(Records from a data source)
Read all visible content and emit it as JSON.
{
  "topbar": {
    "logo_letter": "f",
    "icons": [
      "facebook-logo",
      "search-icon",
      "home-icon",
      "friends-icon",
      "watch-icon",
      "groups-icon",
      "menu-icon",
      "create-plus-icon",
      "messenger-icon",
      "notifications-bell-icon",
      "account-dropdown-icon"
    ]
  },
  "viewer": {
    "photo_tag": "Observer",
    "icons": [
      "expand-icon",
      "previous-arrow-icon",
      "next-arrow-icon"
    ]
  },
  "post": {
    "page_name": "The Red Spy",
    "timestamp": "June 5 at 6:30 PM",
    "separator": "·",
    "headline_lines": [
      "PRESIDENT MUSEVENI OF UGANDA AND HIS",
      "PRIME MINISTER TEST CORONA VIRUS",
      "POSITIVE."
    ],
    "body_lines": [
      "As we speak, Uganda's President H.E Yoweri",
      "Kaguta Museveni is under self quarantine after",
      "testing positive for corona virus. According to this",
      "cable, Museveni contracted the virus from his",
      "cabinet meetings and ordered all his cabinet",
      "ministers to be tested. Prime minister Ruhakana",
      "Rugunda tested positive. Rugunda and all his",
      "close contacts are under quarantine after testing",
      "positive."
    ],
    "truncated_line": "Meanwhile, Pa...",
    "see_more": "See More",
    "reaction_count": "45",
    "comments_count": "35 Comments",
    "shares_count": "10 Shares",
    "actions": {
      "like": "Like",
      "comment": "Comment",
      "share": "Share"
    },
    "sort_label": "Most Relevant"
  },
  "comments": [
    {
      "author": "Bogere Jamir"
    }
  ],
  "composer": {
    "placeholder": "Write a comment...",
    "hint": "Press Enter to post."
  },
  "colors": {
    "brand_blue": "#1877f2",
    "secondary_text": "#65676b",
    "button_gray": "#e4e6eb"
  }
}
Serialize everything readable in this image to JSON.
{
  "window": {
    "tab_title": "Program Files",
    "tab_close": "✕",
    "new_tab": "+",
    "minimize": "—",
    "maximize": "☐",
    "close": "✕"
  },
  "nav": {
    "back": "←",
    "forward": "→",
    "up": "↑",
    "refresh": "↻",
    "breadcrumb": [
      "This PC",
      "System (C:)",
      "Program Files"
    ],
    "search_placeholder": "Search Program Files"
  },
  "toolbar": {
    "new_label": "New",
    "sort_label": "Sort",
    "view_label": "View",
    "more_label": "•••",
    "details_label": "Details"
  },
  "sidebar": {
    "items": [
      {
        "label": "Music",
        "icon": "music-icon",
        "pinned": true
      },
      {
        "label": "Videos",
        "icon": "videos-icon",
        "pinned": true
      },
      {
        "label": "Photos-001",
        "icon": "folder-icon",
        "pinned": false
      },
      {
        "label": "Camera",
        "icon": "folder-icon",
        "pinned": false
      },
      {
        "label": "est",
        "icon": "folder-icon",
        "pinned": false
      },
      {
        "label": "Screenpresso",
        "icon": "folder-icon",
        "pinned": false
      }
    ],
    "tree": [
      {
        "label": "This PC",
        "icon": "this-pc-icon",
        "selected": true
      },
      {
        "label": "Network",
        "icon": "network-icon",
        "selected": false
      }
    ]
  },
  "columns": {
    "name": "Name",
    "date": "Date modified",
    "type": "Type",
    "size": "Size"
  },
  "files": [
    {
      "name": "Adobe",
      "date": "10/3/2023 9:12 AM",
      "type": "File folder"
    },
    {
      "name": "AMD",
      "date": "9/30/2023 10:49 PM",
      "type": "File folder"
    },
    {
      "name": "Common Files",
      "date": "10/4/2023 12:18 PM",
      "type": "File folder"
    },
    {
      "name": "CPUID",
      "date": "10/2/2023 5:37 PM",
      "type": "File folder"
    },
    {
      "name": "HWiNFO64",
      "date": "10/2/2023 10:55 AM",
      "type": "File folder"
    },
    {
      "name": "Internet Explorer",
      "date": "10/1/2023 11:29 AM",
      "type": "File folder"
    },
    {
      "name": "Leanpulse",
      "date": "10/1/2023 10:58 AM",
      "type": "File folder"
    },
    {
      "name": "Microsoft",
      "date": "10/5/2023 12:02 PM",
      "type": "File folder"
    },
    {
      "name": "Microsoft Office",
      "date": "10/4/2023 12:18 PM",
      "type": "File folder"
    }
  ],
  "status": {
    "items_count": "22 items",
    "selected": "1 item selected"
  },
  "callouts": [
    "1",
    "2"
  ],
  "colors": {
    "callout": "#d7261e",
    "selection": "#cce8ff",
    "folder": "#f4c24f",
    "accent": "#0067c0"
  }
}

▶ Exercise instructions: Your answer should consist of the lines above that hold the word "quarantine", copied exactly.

▶ Task response:
      "Kaguta Museveni is under self quarantine after",
      "close contacts are under quarantine after testing",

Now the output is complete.